On Thursday, an arbitrator ruled that Josh Hamilton, who had notified Major League Baseball in February that he had relapsed with cocaine, would not be suspended for violating the league's drug policy. The ruling is a victory for Hamilton and, presumably, the Los Angeles Angels, whose starting left fielder will now be eligible to take the field as soon as he recovers from offseason shoulder surgery.
Rather than celebrate the ruling, the Angels reacted with dismay. "It defies logic that Josh's reported behavior is not in violation of the drug program," said team president John Carpino. A statement released by the team offered similarly little empathy. "The Angels have serious concerns about Josh's conduct, health, and behavior and we are disappointed that he has broken an important commitment which he made to himself, his family, his teammates, and his fans."
Why are the Angels sorry that one of their best players dodged a possible year-long suspension? The reason is money. Hamilton is scheduled to make $23 million this year as part of a five-year, $125 million contract he signed in December 2012, a salary commensurate with his then-undisputed status as one of the game's elite players. But since joining the Angels, Hamilton has been a major disappointment. Now 33 and coming off of a season marred by numerous injuries, Hamilton is basically an average player getting paid like a superstar. Little wonder that in an article published this February, Grantland's Jonah Keri ranked Hamilton's contract as the eighth worst in baseball.
Because baseball contracts are guaranteed, the Angels are forced to pay Hamilton's salary no matter how poorly, or how little, he plays.
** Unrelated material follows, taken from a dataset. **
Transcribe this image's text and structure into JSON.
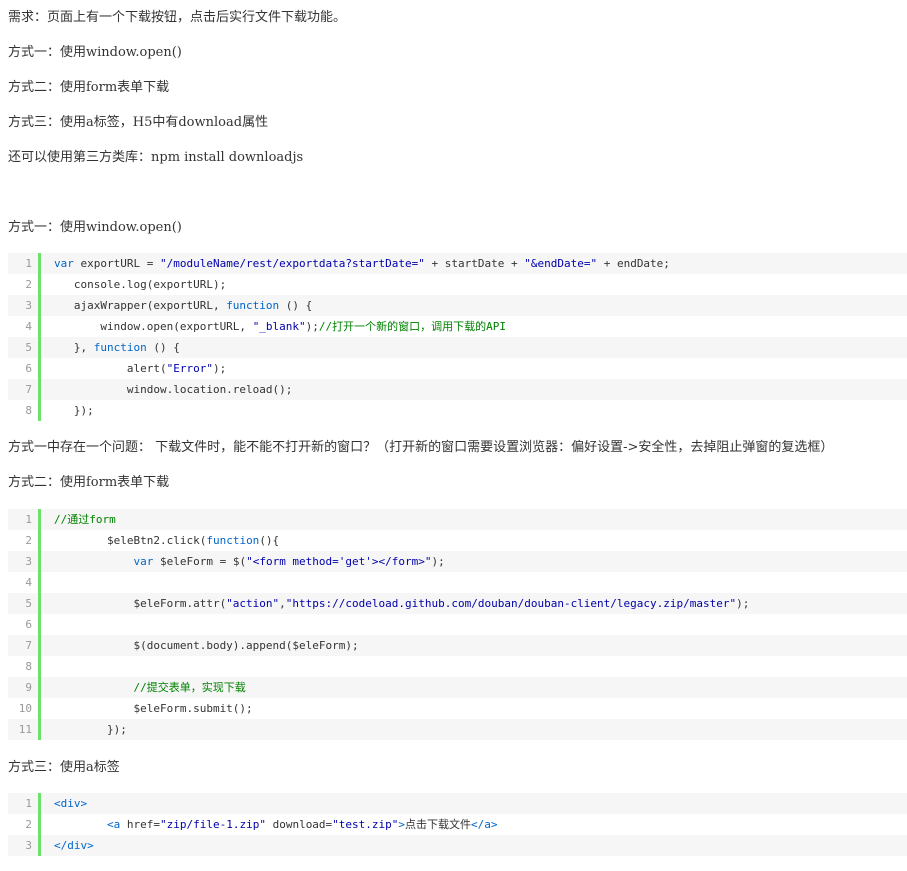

But had Major League Baseball slapped Hamilton with a year-long suspension, the Angels would not have had to pay him anything, freeing up $23 million to patch other holes on the roster.
The Angels are not the only team in baseball looking to do something—anything—to wiggle out of contractual obligations. Earlier this year, the New York Yankees announced that they wouldn't pay Alex Rodriguez, fresh off of a year-long suspension for using performance-enhancing drugs, up to $30 million in marketing bonuses triggered by reaching certain statistical milestones. Rodriguez, like Hamilton, is a fading star and off-field headache whose compensation—the Yankees still owe him $68 million on the $275 million contract he signed after the 2007 season—vastly exceeds his current level of production.
But unlike Rodriguez, whose history with performance-enhancing drugs was unknown until after signing his contract, Josh Hamilton's struggles with addiction have been well documented for years. Selected first overall by the Tampa Bay Devil Rays in the 1999 Major League Baseball draft, Hamilton's abuse of drugs and alcohol became so severe that he left the sport just four years later. After finding sobriety, Hamilton returned to the major leagues in 2007 and emerged as a star with the Texas Rangers a year later. Even then, Hamilton's fragility remained ever-present. A 2008 Sports Illustrated article documented how, as part of his recovery, Hamilton carried no more than $10 in his pocket to avoid temptation and didn't socialize with teammates at restaurants. And when the Rangers won the American League championship in 2010 and 2011, the team celebrated with ginger ale in the clubhouse—a gesture of solidarity with their recovering alcoholic star. Even then, Hamilton suffered alcohol relapses in 2009 and again in 2012 during his tenure with the Rangers. That Hamilton—like all addicts—was a risk for relapse was surely not lost on the Angels when they made him one of baseball's highest-paid players just months later.
The Angels' reaction to Hamilton's non-suspension isn't just about Arte Moreno, the team's billionaire owner, wanting to recuperate money he wishes he hadn't spent on Hamilton. It's also about a team acknowledging that they'd prefer to punish a player for suffering from a disease, one whose effects would likely be ameliorated by resuming his routine on the baseball diamond.
We want to hear what you think about this article. Submit a letter to the editor or write to email@example.com.